'Black Friday' Strikes Mark Start of Walmart Workers Fight
Demand for living wage and human dignity will not be thwarted
In what critics see as an insatiable and rapacious strategy to lure deal-hungry consumers, many of the nation's largest big box retailers opened their doors Thursday night in efforts to extend the available hours for the national shopping glut known as "Black Friday".
For some, however, the cultish behavior that has come to surround the start of the holiday shopping season has become an opportunity to voice opposition to the way retail behemoths conduct their business and treat their workers. Walmart workers, in particular, are using this day to highlight their ongoing and unprecedented campaign against the world's largest retailer, asking for better wages, improved working conditions, and demanding owners to respect their call for human dignity.
OUR Walmart -- the group of current and former employees spearheading the movement -- is leading strikes and demonstrations at nearly 1,000 stores in states across the country on Friday and Saturday.
Despite efforts by Walmart to downplay the turnout of specific protests, organizers say they've received enormous support from around the country and view their efforts this week to take on the powerful corporation as a beginning, not an end, to their struggle.
The Los Angeles Times reports:
Richard Reynoso, 19, of Baldwin Park, walked out of his shift a half-hour early to join the protests. He picked up a megaphone and led supporters from the United Food and Commercial Workers union in a series of chants.
"Who's got the power?" Reynoso shouted.
"We got the power," the crowd responded.
"What kind of power?"
In the year he's been working at Wal-Mart, managers have increased their demands and done little to improve working conditions, Reynoso said. Since joining OUR Wal-Mart, he said he's worked fewer hours.
"They don't treat us with the respect we deserve," Reynoso said. "They think we're robots."
George Woodley, a 63-year-old Wal-Mart cashier, was also outside. He is a few years away from retirement, and wants to fight for current and future employees, he said.
"I know times are tough and people need jobs," Woodley said. "But the question is, what kind of jobs are we getting?"
And added this video of a 19 year old Walmart employee talking about why he joined the strike:
As the Toronto Sun reports:
In Chicago, four busloads of protesters, including some Walmart workers, showed up at a store on the city’s South Side for a 7 a.m. protest. The crowd chanted “Walmart, Walmart you’re no good, treat your workers like you should!” though their activities did not appear to deter shoppers.
The Guardian adds:
The actions began Thursday, as workers protested the retail giant's decision to open on Thanksgiving, which is traditionally a national holiday. Industrial action continued Friday, with organizers claiming 1,000 protests in 46 states.
Walmart workers in Miami, Dallas, Wisconsin, California's Bay Area, Chicago and Washington DC took part in the walk out, protesting wages and work conditions. The demonstrations were co-ordinated by OUR Walmart, a workers' group that last month led the first strikes that the retail giant had experienced. [...]
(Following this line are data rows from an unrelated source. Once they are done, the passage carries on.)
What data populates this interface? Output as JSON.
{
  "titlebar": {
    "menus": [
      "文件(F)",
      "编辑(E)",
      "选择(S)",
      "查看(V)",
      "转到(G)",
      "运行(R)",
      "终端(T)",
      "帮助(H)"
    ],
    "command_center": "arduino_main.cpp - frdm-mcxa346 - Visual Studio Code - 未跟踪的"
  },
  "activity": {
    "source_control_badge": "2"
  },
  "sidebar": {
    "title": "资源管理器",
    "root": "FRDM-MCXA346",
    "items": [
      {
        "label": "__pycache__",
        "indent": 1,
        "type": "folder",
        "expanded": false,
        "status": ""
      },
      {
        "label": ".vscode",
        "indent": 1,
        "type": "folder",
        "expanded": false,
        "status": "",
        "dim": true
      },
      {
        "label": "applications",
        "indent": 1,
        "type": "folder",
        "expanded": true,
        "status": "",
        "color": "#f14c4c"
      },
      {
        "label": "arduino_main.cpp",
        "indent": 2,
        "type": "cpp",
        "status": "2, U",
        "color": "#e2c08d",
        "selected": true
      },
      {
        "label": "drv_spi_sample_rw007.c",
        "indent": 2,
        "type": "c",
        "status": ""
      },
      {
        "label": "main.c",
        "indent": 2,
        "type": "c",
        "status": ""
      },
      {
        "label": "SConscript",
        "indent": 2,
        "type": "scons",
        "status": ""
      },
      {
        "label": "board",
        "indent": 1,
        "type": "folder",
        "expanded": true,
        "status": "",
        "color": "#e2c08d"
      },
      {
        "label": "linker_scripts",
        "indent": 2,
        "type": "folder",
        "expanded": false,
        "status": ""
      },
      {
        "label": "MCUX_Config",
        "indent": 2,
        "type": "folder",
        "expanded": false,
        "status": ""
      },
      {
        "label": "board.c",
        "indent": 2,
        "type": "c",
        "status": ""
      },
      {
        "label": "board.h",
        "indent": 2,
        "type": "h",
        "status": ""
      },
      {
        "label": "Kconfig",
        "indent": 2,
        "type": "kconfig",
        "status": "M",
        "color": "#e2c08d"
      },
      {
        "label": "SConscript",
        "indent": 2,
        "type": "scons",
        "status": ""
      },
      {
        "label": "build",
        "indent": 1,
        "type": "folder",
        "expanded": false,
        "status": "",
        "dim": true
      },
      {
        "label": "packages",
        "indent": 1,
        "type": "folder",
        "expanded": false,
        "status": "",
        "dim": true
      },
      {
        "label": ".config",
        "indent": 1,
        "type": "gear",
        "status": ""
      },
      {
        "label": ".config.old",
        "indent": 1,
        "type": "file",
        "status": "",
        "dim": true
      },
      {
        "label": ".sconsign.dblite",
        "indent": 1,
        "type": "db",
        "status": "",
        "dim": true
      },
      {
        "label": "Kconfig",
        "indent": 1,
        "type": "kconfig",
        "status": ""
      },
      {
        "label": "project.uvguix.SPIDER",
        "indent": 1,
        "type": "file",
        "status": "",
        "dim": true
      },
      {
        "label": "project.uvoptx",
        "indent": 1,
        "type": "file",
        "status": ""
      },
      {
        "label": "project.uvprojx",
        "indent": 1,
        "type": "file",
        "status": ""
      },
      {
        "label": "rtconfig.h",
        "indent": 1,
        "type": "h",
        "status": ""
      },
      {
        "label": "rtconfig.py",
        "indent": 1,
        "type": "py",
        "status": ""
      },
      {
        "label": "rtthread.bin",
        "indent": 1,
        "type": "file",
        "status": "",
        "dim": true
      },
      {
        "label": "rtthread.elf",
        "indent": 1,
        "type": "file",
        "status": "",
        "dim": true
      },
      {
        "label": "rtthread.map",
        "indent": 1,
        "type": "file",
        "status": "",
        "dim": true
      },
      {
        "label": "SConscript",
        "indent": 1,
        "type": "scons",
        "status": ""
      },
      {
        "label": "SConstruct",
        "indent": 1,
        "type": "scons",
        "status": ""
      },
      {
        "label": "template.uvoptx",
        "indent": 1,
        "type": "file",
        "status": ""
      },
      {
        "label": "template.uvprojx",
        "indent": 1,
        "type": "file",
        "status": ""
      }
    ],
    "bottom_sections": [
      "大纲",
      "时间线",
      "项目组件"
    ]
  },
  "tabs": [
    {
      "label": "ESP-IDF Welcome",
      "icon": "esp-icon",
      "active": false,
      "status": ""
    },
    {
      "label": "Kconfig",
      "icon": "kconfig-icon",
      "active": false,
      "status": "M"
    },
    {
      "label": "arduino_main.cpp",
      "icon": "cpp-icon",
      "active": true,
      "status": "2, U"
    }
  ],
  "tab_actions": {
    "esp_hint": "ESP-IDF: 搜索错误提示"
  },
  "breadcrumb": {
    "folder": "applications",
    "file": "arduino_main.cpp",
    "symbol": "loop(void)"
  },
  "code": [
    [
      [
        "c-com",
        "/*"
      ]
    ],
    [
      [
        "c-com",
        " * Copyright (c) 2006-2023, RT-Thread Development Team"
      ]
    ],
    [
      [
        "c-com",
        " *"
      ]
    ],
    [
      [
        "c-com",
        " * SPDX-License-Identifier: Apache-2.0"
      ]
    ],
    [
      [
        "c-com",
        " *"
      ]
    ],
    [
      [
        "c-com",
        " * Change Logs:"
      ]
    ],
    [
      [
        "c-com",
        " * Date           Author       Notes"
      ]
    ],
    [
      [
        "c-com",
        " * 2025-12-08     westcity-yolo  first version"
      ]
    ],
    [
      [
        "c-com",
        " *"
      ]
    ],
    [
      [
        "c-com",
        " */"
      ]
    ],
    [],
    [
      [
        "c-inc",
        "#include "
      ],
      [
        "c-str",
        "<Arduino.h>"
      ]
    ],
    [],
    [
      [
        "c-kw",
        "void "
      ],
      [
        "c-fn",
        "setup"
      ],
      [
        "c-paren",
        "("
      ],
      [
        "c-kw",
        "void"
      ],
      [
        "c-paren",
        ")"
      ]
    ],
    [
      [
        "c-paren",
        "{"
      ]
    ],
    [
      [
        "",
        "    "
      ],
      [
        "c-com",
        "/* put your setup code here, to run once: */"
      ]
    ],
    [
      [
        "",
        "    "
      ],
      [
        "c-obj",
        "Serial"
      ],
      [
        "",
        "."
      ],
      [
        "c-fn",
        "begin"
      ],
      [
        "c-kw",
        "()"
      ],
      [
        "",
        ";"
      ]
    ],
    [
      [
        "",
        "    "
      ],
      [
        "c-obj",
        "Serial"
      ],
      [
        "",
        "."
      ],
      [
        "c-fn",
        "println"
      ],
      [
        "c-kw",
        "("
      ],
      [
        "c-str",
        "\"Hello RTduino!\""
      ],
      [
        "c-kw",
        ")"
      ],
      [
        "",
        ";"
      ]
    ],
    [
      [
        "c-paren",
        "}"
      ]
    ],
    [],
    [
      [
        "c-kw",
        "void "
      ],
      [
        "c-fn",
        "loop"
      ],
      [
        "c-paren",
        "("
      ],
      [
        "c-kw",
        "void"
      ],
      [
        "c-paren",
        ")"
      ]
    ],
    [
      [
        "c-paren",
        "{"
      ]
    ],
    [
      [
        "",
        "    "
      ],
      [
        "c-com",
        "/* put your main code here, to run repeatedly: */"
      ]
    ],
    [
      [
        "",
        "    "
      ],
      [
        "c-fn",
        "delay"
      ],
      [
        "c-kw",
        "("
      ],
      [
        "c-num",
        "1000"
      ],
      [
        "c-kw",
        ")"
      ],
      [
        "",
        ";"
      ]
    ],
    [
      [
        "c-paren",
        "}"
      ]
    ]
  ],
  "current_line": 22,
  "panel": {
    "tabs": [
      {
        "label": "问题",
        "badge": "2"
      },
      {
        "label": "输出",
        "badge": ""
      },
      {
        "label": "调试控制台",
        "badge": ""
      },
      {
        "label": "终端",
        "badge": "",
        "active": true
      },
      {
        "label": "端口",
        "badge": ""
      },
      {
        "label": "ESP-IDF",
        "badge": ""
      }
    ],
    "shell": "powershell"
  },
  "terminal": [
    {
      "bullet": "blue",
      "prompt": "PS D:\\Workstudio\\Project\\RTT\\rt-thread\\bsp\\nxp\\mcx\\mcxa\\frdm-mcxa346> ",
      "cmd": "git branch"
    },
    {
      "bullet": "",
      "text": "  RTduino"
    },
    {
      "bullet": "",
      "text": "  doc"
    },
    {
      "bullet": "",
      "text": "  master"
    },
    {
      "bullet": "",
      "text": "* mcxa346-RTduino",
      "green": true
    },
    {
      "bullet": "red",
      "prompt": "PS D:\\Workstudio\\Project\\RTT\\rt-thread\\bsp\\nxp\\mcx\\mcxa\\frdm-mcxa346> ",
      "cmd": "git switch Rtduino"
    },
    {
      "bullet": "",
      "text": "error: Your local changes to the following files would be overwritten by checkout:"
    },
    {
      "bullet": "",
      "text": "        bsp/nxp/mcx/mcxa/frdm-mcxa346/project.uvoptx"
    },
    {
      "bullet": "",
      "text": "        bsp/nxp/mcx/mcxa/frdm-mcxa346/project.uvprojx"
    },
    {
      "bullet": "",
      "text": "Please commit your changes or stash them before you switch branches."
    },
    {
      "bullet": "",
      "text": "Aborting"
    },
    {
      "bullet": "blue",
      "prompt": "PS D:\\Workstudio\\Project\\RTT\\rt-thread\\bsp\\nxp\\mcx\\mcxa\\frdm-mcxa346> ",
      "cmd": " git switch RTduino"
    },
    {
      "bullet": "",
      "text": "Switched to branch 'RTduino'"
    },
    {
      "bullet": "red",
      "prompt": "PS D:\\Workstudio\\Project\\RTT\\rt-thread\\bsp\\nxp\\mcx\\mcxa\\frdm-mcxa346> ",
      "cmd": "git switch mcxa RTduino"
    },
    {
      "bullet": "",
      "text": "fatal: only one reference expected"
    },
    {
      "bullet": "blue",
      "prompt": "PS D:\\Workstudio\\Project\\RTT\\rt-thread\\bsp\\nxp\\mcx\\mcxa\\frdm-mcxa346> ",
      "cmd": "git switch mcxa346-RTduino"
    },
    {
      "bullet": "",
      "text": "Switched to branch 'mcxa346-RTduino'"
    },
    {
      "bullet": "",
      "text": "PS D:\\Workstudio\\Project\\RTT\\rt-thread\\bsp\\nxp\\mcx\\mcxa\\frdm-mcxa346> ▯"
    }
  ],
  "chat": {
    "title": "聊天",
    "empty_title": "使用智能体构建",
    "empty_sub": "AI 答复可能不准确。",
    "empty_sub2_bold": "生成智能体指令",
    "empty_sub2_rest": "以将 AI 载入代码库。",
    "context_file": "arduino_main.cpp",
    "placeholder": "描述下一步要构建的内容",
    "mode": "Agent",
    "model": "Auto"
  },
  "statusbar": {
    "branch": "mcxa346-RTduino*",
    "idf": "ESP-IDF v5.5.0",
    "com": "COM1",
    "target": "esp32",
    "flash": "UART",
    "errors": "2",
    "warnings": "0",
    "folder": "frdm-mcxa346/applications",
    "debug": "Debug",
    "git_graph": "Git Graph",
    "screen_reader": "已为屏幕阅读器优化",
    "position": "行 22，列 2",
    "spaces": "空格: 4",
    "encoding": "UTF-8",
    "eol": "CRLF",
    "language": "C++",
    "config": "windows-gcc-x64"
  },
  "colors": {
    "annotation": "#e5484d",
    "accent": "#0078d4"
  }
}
"Walmart has spent the last 50 years pushing its way on workers and communities," said Mary Pat Tifft, an OUR Walmart member and 24-year associate who led a protest on Thursday evening in Kenosha, Wisconsin. "In just one year, leaders of OUR Walmart and Warehouse Workers United have begun to prove that change is coming to the world's largest employer."
"Our voices are being heard," said Colby Harris, an OUR Walmart member and three-year associate who walked off the job in Lancaster, Texas, on Thursday evening. "And thousands of people in our cities and towns and all across the country are joining our calls for change at Walmart. We are overwhelmed by the support and proud of what we've achieved so quickly and about where we are headed."
As Huffington Post's Alice Hines put it: "the protests aimed at Walmart on what is traditionally the busiest shopping day of the year may constitute a test of the nation's sympathy for low-wage workers -- many of whom earn so little that they qualify for food stamps -- against the powerful American yearning for a great deal."
The question then, is will consumers who behave like this (outside Victoria's Secret at the Woodland Hills Mall in Tulsa, Oklahoma on Friday):
Be responsive to a campaign that has this to say?:
Ultimately, however, there may no be tension between the workers' demands for better compensation and treatment and the desire for consumers more broadly to enjoy a thriving economic environment.
As a new report by the non-partisan think tank Demos points out: "The continued dominance of low wages in this sector weakens our nation’s capacity to boost living standards and economic growth. Retail’s low-wage employment means that even Americans who work full-time fail to make ends meet, and growth slows because too few families have enough remaining in each paycheck to contribute to the broader economy."
The study found that by increasing the purchasing power of low-wage workers like those at Walmart and other major retailers, $4 to $5 billion in additional annual sales could be generated for the retail sector.
Such analysis does little to address the noxious scenes of shopper-pandemonium that take place annually on Black Friday, but at least the workers on the receiving end could receive a more equitable share of the profits generated.